"When we take a look at the basic needs of families and their incomes and what they're trying to provide for their families, we're talking about those very basic costs of rent, food, transport, childcare and healthcare. Those are pretty much taking up the bulk of any whānau income," she said.
Liz Cassidy-Nelson, chief executive officer of 155 Community House, agreed the Budget needed to boost incomes and said it also needed to ensure that housing is adequate, affordable and available for all.
"At 155 we are hearing too many stories from hard working whanau that can not afford to make ends meet. Sadly, they often have to choose between paying rent or buying food.
"We are seeing a growing houseless population too, but there are not enough houses to meet the need in Whangārei," she said.
WHAT HAS BEEN ANNOUNCED SO FAR
• $95m across four years to train 3280 new teachers
• $98m for whānau-based prisoner rehabilitation
• $94m for Housing First - an initiative aiming to home the homeless
• $70m across four years for the removal of NCEA fees and the continued rollout of the online programme so students can opt to sit their exams using a PC or laptop
• $16m for Census improvements
WHERE TO GET HELP:
• LIFELINE: 0800 543 354 or 09 5222 999 within Auckland (available 24/7)
• SUICIDE CRISIS HELPLINE: 0508 828 865 (0508 TAUTOKO) (available 24/7)
• NEED TO TALK? Free call or text 1737 (available 24/7)
• KIDSLINE : 0800 543 754 (available 24/7)

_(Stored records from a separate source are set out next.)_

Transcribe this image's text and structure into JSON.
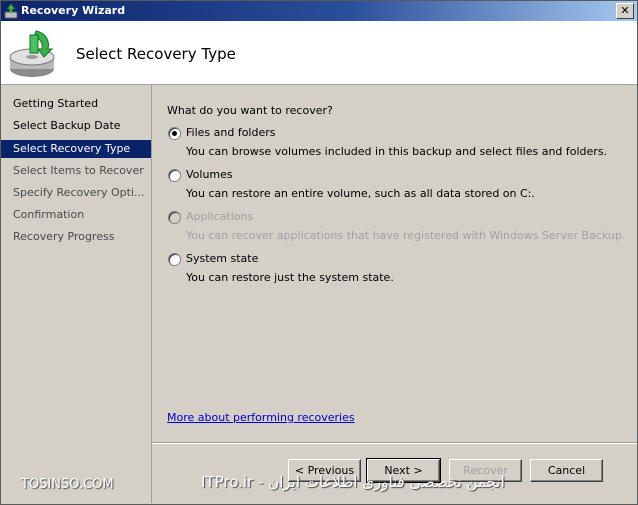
{
  "window": {
    "title": "Recovery Wizard",
    "close_symbol": "✕"
  },
  "header": {
    "title": "Select Recovery Type",
    "icon": "backup-restore-icon"
  },
  "sidebar": {
    "items": [
      {
        "label": "Getting Started",
        "state": "done"
      },
      {
        "label": "Select Backup Date",
        "state": "done"
      },
      {
        "label": "Select Recovery Type",
        "state": "active"
      },
      {
        "label": "Select Items to Recover",
        "state": "pending"
      },
      {
        "label": "Specify Recovery Opti...",
        "state": "pending"
      },
      {
        "label": "Confirmation",
        "state": "pending"
      },
      {
        "label": "Recovery Progress",
        "state": "pending"
      }
    ]
  },
  "main": {
    "question": "What do you want to recover?",
    "options": [
      {
        "label": "Files and folders",
        "description": "You can browse volumes included in this backup and select files and folders.",
        "selected": true,
        "enabled": true
      },
      {
        "label": "Volumes",
        "description": "You can restore an entire volume, such as all data stored on C:.",
        "selected": false,
        "enabled": true
      },
      {
        "label": "Applications",
        "description": "You can recover applications that have registered with Windows Server Backup.",
        "selected": false,
        "enabled": false
      },
      {
        "label": "System state",
        "description": "You can restore just the system state.",
        "selected": false,
        "enabled": true
      }
    ],
    "help_link": "More about performing recoveries"
  },
  "buttons": {
    "previous": "< Previous",
    "next": "Next >",
    "recover": "Recover",
    "cancel": "Cancel"
  },
  "watermark": {
    "left": "TOSINSO.COM",
    "right": "انجمن تخصصی فناوری اطلاعات ایران - ITPro.ir"
  }
}
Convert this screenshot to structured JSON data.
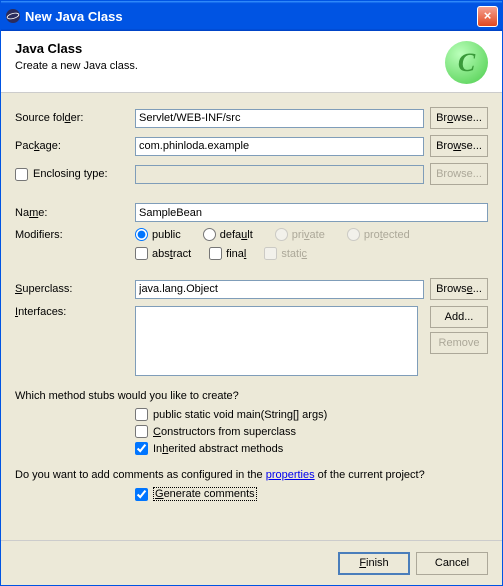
{
  "window": {
    "title": "New Java Class"
  },
  "header": {
    "title": "Java Class",
    "desc": "Create a new Java class."
  },
  "labels": {
    "sourceFolder": "Source folder:",
    "package": "Package:",
    "enclosingType": "Enclosing type:",
    "name": "Name:",
    "modifiers": "Modifiers:",
    "superclass": "Superclass:",
    "interfaces": "Interfaces:"
  },
  "values": {
    "sourceFolder": "Servlet/WEB-INF/src",
    "package": "com.phinloda.example",
    "enclosingType": "",
    "name": "SampleBean",
    "superclass": "java.lang.Object"
  },
  "buttons": {
    "browse": "Browse...",
    "add": "Add...",
    "remove": "Remove",
    "finish": "Finish",
    "cancel": "Cancel"
  },
  "modifiers": {
    "public": "public",
    "default": "default",
    "private": "private",
    "protected": "protected",
    "abstract": "abstract",
    "final": "final",
    "static": "static"
  },
  "stubs": {
    "question": "Which method stubs would you like to create?",
    "main": "public static void main(String[] args)",
    "constructors": "Constructors from superclass",
    "inherited": "Inherited abstract methods"
  },
  "comments": {
    "question_pre": "Do you want to add comments as configured in the ",
    "properties": "properties",
    "question_post": " of the current project?",
    "generate": "Generate comments"
  }
}
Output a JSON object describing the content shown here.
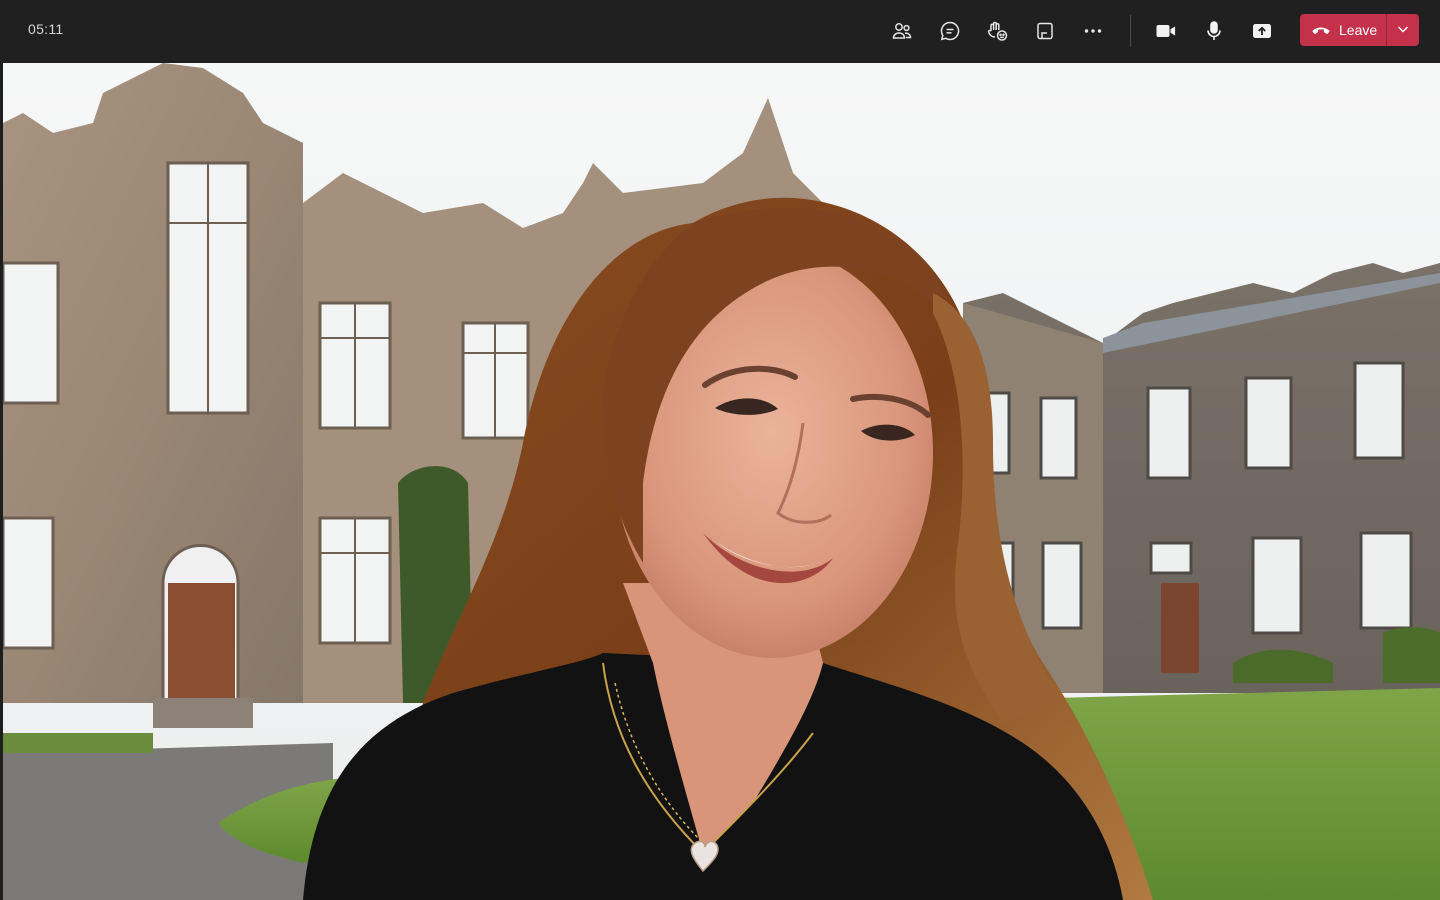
{
  "call": {
    "timer": "05:11"
  },
  "toolbar": {
    "buttons": [
      {
        "name": "people-icon"
      },
      {
        "name": "chat-icon"
      },
      {
        "name": "reactions-icon"
      },
      {
        "name": "view-icon"
      },
      {
        "name": "more-options-icon"
      },
      {
        "name": "camera-icon"
      },
      {
        "name": "microphone-icon"
      },
      {
        "name": "share-screen-icon"
      }
    ],
    "leave_label": "Leave"
  },
  "colors": {
    "toolbar_bg": "#202020",
    "leave_red": "#c4314b",
    "icon": "#e6e6e6"
  }
}
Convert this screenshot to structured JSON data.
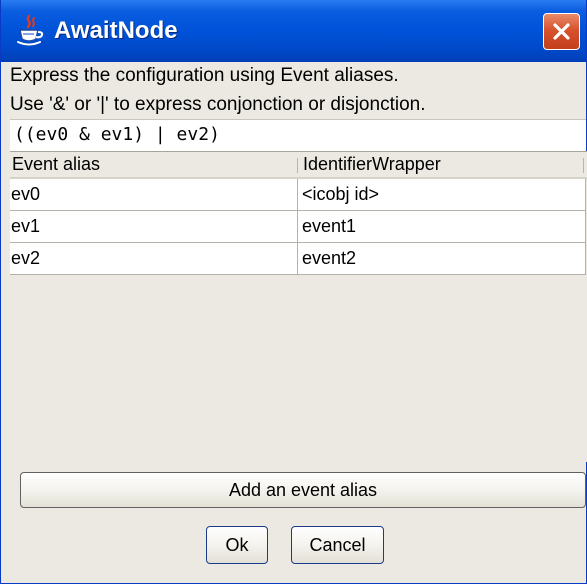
{
  "window": {
    "title": "AwaitNode",
    "title_icon": "java-cup-icon",
    "close_icon": "close-icon"
  },
  "description": {
    "line1": "Express the configuration using Event aliases.",
    "line2": "Use '&' or '|' to express conjonction or disjonction."
  },
  "expression": {
    "value": "((ev0 & ev1) | ev2)"
  },
  "table": {
    "columns": [
      "Event alias",
      "IdentifierWrapper"
    ],
    "rows": [
      [
        "ev0",
        "<icobj id>"
      ],
      [
        "ev1",
        "event1"
      ],
      [
        "ev2",
        "event2"
      ]
    ]
  },
  "buttons": {
    "add_alias": "Add an event alias",
    "ok": "Ok",
    "cancel": "Cancel"
  },
  "colors": {
    "titlebar": "#0052d8",
    "window_bg": "#ebe9e1",
    "close_button": "#d6532e"
  }
}
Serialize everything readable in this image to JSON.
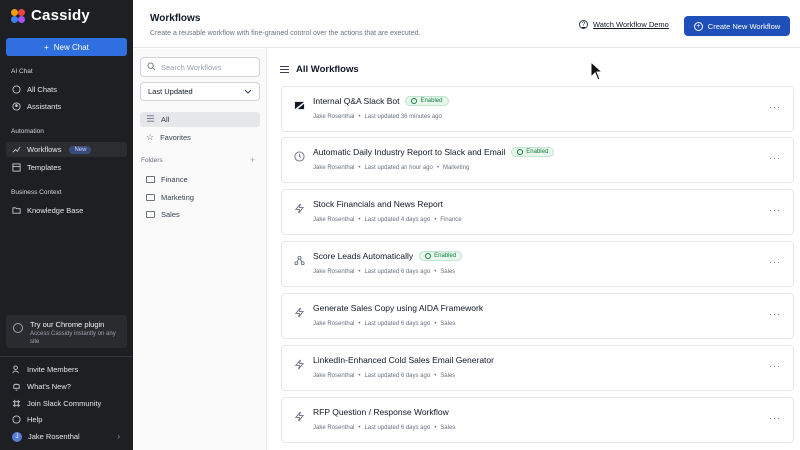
{
  "app": {
    "name": "Cassidy"
  },
  "sidebar": {
    "new_chat": "New Chat",
    "sections": {
      "ai_chat": "AI Chat",
      "automation": "Automation",
      "business_context": "Business Context"
    },
    "items": [
      {
        "label": "All Chats",
        "icon": "chat-icon"
      },
      {
        "label": "Assistants",
        "icon": "assistant-icon"
      },
      {
        "label": "Workflows",
        "icon": "workflow-icon",
        "badge": "New"
      },
      {
        "label": "Templates",
        "icon": "template-icon"
      },
      {
        "label": "Knowledge Base",
        "icon": "folder-icon"
      }
    ],
    "plugin": {
      "title": "Try our Chrome plugin",
      "subtitle": "Access Cassidy instantly on any site"
    },
    "bottom": [
      {
        "label": "Invite Members",
        "icon": "invite-icon"
      },
      {
        "label": "What's New?",
        "icon": "bell-icon"
      },
      {
        "label": "Join Slack Community",
        "icon": "slack-icon"
      },
      {
        "label": "Help",
        "icon": "help-icon"
      }
    ],
    "user": {
      "name": "Jake Rosenthal",
      "initial": "J"
    }
  },
  "header": {
    "title": "Workflows",
    "subtitle": "Create a reusable workflow with fine-grained control over the actions that are executed.",
    "demo_link": "Watch Workflow Demo",
    "create_button": "Create New Workflow"
  },
  "filters": {
    "search_placeholder": "Search Workflows",
    "sort_value": "Last Updated",
    "items": [
      {
        "label": "All"
      },
      {
        "label": "Favorites"
      }
    ],
    "folders_label": "Folders",
    "folders": [
      {
        "label": "Finance"
      },
      {
        "label": "Marketing"
      },
      {
        "label": "Sales"
      }
    ]
  },
  "main": {
    "heading": "All Workflows",
    "workflows": [
      {
        "title": "Internal Q&A Slack Bot",
        "icon": "zendesk-icon",
        "enabled": "Enabled",
        "author": "Jake Rosenthal",
        "updated": "Last updated 36 minutes ago",
        "folder": ""
      },
      {
        "title": "Automatic Daily Industry Report to Slack and Email",
        "icon": "clock-icon",
        "enabled": "Enabled",
        "author": "Jake Rosenthal",
        "updated": "Last updated an hour ago",
        "folder": "Marketing"
      },
      {
        "title": "Stock Financials and News Report",
        "icon": "lightning-icon",
        "enabled": "",
        "author": "Jake Rosenthal",
        "updated": "Last updated 4 days ago",
        "folder": "Finance"
      },
      {
        "title": "Score Leads Automatically",
        "icon": "webhook-icon",
        "enabled": "Enabled",
        "author": "Jake Rosenthal",
        "updated": "Last updated 6 days ago",
        "folder": "Sales"
      },
      {
        "title": "Generate Sales Copy using AIDA Framework",
        "icon": "lightning-icon",
        "enabled": "",
        "author": "Jake Rosenthal",
        "updated": "Last updated 6 days ago",
        "folder": "Sales"
      },
      {
        "title": "LinkedIn-Enhanced Cold Sales Email Generator",
        "icon": "lightning-icon",
        "enabled": "",
        "author": "Jake Rosenthal",
        "updated": "Last updated 6 days ago",
        "folder": "Sales"
      },
      {
        "title": "RFP Question / Response Workflow",
        "icon": "lightning-icon",
        "enabled": "",
        "author": "Jake Rosenthal",
        "updated": "Last updated 6 days ago",
        "folder": "Sales"
      }
    ],
    "more_label": "···",
    "bullet": "•"
  },
  "colors": {
    "sidebar_bg": "#1e1f22",
    "accent": "#2f6fe0",
    "create_button": "#1f4fb8",
    "enabled_green": "#15803d"
  }
}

• WHATSUP : 0800 942 8787 (1pm to 11pm)
• DEPRESSION HELPLINE: 0800 111 757
• SAMARITANS – 0800 726 666.